6 upon which Mr. Peter said he needed money.
7 What were the circumstances that you needed
9 A. Law firm bills, personal bills,
10 co-conspirator bills, Ponzi money.
11 Q. Did Mr. Peter know that you were engaged in
12 the Ponzi scheme?
13 A. He knew that I was engaged in a fraud. I
14 don't know that you could say that he knew it was a
15 Ponzi scheme.
16 We never had discussions of that nature.
17 Q. You didn't typically hold those discussions
18 with hardly anyone, though. Correct?
19 That was not a phrase that you used in
20 speaking with people?
21 A. In the entire time that I was conducting
22 the Ponzi scheme the word never came out of my mouth
23 meeting with any co-conspirator as to what we were
25 I limited the conversation to what people
1 needed to do and needed to know, and I limited their
2 contact with each other as best as I possibly could.
3 Q. In addition to these fraudulent bills tell
4 me what other activities Albert to the best of your
5 knowledge knew about that were fraudulent.
6 A. Say that again.
7 Q. What other fraudulent activities did Albert
8 know that you were engaged in besides the fraudulent
9 billing to Silversea?
10 A. He knew that we were using illegal methods
11 to assist him in keeping his embezzlement from the
12 company and our embezzlement along with him from
13 being detected by Manfredi Lefebvre.

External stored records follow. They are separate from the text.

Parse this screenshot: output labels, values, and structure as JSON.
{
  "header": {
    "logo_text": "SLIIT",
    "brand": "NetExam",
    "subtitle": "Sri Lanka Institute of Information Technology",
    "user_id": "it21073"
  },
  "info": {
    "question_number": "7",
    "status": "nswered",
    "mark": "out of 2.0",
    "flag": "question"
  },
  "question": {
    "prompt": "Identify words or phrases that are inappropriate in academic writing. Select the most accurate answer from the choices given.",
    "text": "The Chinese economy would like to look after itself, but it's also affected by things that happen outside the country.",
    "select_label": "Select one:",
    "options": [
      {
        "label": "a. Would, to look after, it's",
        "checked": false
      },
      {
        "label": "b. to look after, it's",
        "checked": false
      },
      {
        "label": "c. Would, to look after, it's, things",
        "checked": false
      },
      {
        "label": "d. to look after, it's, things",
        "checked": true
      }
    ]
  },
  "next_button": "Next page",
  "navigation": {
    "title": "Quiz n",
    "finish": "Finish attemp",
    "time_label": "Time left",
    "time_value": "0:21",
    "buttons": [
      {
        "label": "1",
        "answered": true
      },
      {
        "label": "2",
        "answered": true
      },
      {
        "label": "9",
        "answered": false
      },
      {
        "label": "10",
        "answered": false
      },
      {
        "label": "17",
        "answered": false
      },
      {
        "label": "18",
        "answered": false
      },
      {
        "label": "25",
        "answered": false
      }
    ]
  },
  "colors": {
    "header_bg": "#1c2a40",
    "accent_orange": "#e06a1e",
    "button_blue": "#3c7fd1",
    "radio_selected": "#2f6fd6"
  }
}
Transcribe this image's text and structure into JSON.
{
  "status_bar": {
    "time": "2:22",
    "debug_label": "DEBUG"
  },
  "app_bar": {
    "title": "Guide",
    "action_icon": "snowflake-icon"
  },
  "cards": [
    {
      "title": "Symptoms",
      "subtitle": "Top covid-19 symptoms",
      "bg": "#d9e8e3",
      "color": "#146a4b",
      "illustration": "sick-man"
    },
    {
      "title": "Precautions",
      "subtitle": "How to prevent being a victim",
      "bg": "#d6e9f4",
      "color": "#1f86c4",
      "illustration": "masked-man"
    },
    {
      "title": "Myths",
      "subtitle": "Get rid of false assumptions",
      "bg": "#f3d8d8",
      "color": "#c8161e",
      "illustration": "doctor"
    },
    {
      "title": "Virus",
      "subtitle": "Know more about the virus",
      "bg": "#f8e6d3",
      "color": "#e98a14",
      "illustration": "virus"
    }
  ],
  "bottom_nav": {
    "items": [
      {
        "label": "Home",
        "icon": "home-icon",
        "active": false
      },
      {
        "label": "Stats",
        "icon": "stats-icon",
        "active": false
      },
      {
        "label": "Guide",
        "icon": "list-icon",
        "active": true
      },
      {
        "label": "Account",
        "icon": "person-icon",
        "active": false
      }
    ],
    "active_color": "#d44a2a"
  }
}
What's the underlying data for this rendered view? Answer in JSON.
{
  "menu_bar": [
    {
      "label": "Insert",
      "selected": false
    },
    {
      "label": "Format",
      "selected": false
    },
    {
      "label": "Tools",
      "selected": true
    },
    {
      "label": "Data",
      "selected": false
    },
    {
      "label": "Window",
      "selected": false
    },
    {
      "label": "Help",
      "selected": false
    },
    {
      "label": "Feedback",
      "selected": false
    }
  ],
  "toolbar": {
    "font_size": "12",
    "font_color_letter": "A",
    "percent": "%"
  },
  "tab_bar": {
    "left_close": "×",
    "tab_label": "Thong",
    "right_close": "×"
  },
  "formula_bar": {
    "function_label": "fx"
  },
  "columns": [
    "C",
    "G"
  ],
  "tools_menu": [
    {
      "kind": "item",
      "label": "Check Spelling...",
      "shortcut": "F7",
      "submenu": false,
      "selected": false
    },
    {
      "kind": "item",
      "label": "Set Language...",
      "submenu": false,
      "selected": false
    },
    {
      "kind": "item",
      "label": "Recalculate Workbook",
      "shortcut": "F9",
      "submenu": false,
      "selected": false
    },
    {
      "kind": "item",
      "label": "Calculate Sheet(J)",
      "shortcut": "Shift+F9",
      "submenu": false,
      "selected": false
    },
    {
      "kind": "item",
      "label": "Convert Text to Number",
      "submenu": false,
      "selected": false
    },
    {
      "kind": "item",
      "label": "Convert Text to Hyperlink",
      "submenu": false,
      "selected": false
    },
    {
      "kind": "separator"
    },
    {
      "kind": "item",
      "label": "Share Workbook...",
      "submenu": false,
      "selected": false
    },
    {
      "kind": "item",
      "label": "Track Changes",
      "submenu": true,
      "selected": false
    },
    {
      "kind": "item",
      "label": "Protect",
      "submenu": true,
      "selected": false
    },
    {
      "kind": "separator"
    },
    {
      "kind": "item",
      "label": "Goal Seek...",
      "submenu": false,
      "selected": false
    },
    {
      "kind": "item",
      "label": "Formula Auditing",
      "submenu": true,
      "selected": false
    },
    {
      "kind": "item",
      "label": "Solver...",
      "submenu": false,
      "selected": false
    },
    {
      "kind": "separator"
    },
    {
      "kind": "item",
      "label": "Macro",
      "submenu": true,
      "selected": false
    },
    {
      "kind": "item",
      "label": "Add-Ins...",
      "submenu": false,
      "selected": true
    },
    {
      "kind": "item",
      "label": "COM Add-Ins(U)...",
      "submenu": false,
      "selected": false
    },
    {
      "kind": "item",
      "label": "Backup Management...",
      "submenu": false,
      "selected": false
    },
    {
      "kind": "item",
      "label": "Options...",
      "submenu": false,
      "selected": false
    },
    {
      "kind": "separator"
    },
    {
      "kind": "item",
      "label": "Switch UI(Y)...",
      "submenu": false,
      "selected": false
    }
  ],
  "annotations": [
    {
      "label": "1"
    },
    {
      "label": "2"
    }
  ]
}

14 Q. I know there was a point in time where he
15 participated with you in bridge loans immediately
16 following his departure from Silversea.
17 Did he know while he was at Silversea that
18 you were doing bridge loans?
19 A. You know, I don't remember the timeframe,
20 Mr. Lichtman, but there was a point in time when he
21 may or may not have known that the bridge loans or
22 deals were fictitious, and then there was a point in
23 time when he did know that.
24 Q. How do you know that -- that he did know
25 they were fictitious?
1 A. Because I discussed it with him.
2 Q. Do you recall the circumstances of when you
3 discussed it with him and where you were?
4 A. I do not.
5 Q. What is it you recall discussing with him?
6 A. It was a point in time when he actually
7 just said to me -- listen, he was a very, very bright
8 financial guy, as I said previously.
9 I recall the conversation with him where he
10 basically said to me, "I know that this can't be
11 real." He said in all his years as a Swiss banker
12 he'd never seen any such thing -- not in any market,
13 not in any business.
14 Q. Does the "this" ---
15 A. I laughed and I said, "Are you making
17 And he said, "Yes."
18 I said, "Are you happy?"
19 He said, "Yes."
20 I said, "So don't worry yourself with what
21 I'm doing."